Dr. von Pessler (to the Chair). "Do not drive us to extremities!"
The tempest burst out again; yells of approval from the Left, catcalls, and ironical laughter from the Right. At this point a new and most effective noise-maker was pressed into service. Each desk has an extension, consisting of a removable board eighteen inches long, six wide, and a half-inch thick. A member pulled one of these out and began to belabor the top of his desk with it. Instantly other members followed suit, and perhaps you can imagine the result. Of all conceivable rackets it is the most ear-splitting, intolerable, and altogether fiendish.
The persecuted President leaned back in his chair, closed his eyes, clasped his hands in his lap, and a look of pathetic resignation crept over his long face. It is the way a country schoolmaster used to look in days long past when he had refused his school a holiday and it had risen against him in ill-mannered riot and violence and insurrection. Twice a motion to adjourn had been offered a motion always in order in other Houses, and doubtless so in this one also. The President had refused to put these motions. By consequence, he was not in a pleasant place now, and was having a right hard time. Votes upon motions, whether carried or defeated, could make endless delay, and postpone the Ausgleich to next century.
In the midst of these sorrowful circumstances and this hurricane of yells and screams and satanic clatter of desk-boards, Representative Dr. Kronawetter unfeelingly reminds the Chair that a motion has been offered, and adds: "Say yes, or no! What do you sit there for, and give no answer?"

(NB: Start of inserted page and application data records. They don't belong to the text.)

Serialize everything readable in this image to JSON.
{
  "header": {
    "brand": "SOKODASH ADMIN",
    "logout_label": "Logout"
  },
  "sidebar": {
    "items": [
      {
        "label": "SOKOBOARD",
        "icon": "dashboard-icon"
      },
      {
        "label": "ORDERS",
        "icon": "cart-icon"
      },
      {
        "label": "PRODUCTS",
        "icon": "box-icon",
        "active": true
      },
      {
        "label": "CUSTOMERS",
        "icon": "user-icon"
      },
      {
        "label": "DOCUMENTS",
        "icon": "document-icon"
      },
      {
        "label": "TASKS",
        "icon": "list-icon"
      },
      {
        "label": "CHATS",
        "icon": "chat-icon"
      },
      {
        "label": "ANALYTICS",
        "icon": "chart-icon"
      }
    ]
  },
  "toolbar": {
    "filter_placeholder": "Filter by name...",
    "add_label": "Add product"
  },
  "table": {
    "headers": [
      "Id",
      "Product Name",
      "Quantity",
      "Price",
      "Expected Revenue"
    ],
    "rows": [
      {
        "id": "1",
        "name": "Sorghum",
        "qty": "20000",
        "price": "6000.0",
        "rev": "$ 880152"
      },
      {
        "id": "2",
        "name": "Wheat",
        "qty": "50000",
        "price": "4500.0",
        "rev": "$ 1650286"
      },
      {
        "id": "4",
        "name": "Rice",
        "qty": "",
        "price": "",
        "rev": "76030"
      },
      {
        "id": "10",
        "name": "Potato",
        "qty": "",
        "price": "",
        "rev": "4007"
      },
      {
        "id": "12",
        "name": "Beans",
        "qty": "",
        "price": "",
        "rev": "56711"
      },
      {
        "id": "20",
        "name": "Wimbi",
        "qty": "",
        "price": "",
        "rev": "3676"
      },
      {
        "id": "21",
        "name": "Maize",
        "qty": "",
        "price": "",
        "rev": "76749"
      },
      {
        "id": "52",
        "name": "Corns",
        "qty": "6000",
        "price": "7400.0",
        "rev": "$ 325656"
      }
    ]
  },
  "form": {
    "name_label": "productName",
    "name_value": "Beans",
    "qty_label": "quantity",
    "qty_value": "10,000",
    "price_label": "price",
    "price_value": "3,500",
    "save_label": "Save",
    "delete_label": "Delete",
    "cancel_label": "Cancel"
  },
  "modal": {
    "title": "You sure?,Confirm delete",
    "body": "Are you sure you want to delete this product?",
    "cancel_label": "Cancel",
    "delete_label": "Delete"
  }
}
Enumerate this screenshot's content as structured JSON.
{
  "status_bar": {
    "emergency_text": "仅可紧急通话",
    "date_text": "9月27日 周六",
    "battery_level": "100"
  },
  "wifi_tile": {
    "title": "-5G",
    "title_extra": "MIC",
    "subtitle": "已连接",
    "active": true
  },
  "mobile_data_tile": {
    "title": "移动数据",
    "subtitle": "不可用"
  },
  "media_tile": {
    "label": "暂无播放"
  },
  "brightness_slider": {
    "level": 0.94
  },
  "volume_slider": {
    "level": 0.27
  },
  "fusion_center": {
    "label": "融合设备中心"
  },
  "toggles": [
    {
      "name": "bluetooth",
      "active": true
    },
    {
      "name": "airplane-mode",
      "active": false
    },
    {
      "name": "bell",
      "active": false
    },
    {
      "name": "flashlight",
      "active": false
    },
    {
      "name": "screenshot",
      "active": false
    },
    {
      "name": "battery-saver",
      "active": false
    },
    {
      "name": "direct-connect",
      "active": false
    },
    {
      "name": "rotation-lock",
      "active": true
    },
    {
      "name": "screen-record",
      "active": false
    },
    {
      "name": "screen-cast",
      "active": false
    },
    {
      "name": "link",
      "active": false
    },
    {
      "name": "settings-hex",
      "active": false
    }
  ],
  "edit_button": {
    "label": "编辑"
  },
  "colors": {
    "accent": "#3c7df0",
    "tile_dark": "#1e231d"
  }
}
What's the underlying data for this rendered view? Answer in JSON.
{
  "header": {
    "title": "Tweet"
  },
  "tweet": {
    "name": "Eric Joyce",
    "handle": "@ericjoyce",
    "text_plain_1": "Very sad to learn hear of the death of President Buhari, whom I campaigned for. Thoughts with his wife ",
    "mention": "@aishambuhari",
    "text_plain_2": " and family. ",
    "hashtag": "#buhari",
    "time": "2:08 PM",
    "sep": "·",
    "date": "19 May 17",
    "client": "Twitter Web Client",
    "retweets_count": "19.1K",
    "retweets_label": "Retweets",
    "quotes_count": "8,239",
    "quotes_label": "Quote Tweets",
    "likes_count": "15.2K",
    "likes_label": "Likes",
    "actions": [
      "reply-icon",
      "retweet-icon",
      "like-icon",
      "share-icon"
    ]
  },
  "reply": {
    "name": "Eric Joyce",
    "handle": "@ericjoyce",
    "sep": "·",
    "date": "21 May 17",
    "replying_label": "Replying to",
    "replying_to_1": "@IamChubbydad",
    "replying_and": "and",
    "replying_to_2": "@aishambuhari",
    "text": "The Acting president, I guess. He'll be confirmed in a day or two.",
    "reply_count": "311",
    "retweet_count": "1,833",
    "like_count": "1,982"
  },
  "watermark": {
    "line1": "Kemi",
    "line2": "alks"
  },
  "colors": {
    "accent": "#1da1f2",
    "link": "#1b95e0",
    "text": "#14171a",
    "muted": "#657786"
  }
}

P. "After I have given a speaker the floor, I cannot give it to another. After Dr. Lecher is through, I will put your motion." [Storm of indignation from the Left.]
Wolf (to the Chair). "Thunder and lightning! look at the Rule governing the case!"